[Opening Input material section]

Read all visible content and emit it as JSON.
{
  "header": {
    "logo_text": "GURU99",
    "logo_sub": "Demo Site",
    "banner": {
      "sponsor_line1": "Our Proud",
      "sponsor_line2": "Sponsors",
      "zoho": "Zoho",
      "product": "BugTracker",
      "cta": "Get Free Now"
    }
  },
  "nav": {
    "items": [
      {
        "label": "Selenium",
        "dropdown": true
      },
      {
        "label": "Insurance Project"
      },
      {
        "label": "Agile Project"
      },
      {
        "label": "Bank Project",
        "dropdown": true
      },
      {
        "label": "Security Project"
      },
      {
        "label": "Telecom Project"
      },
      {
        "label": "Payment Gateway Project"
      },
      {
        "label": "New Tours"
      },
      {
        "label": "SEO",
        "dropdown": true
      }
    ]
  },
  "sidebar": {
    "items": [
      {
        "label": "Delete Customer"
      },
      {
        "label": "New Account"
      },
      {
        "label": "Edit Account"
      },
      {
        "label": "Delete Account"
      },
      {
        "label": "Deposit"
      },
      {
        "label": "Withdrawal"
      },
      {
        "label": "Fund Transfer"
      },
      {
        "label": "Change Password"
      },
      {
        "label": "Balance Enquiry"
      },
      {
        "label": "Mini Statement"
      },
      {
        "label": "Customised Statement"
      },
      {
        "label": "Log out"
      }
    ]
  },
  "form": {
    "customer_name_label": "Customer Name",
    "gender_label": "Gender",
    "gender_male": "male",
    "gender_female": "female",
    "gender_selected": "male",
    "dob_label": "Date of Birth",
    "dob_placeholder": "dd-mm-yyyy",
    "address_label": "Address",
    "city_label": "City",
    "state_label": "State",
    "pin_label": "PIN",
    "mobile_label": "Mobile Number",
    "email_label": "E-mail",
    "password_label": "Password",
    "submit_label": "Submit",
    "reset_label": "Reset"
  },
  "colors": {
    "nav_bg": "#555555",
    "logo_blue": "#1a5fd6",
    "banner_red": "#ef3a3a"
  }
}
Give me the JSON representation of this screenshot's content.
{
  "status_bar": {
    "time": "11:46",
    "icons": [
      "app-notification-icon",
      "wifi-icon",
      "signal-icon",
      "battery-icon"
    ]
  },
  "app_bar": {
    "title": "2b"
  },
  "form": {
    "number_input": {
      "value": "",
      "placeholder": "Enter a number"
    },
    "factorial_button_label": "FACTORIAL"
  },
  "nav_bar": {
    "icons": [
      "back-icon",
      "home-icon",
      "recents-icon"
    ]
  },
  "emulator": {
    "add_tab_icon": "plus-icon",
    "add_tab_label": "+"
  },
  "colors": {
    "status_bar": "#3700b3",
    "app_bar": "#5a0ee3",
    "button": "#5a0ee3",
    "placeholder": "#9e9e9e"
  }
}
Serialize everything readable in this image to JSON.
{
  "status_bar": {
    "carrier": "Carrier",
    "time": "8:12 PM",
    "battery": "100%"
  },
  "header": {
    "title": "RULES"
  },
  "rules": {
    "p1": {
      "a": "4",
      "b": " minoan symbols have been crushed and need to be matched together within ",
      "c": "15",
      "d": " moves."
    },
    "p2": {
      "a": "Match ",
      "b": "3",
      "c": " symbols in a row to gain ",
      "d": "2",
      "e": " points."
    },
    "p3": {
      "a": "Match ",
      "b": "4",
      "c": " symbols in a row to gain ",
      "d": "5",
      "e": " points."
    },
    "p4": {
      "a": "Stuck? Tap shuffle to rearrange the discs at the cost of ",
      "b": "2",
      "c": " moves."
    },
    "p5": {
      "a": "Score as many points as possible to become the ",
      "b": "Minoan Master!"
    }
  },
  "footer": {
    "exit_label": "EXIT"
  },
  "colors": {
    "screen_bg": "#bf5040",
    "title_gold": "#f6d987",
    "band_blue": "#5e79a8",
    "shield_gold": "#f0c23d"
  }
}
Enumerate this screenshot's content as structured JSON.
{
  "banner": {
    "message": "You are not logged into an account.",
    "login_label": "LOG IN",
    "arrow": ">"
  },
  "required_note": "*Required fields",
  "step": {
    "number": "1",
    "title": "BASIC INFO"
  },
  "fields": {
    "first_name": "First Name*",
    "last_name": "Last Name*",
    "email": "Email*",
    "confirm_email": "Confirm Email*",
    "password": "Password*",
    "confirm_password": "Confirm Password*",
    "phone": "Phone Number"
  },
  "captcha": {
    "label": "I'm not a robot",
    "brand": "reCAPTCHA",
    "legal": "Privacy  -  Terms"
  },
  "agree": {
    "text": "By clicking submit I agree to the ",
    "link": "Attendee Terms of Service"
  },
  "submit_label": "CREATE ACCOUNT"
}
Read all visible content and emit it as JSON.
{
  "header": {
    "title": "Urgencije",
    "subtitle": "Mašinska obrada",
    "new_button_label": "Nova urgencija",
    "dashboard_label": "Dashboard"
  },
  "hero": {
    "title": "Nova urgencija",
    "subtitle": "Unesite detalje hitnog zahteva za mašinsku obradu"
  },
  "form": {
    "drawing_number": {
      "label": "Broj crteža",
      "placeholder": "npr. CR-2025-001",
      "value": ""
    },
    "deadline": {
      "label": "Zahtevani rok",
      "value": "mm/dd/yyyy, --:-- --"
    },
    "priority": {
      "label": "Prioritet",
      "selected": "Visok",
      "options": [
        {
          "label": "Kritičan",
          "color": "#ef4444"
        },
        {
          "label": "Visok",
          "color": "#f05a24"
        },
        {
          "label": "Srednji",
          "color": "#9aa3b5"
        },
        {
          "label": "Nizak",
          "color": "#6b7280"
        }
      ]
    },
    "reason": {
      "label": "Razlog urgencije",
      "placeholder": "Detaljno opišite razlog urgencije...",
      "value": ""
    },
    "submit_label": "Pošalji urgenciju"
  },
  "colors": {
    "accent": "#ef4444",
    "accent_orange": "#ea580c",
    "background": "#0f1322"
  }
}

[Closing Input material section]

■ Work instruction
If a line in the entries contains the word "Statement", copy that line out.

■ Answer to the problem
        "label": "Mini Statement"
        "label": "Customised Statement"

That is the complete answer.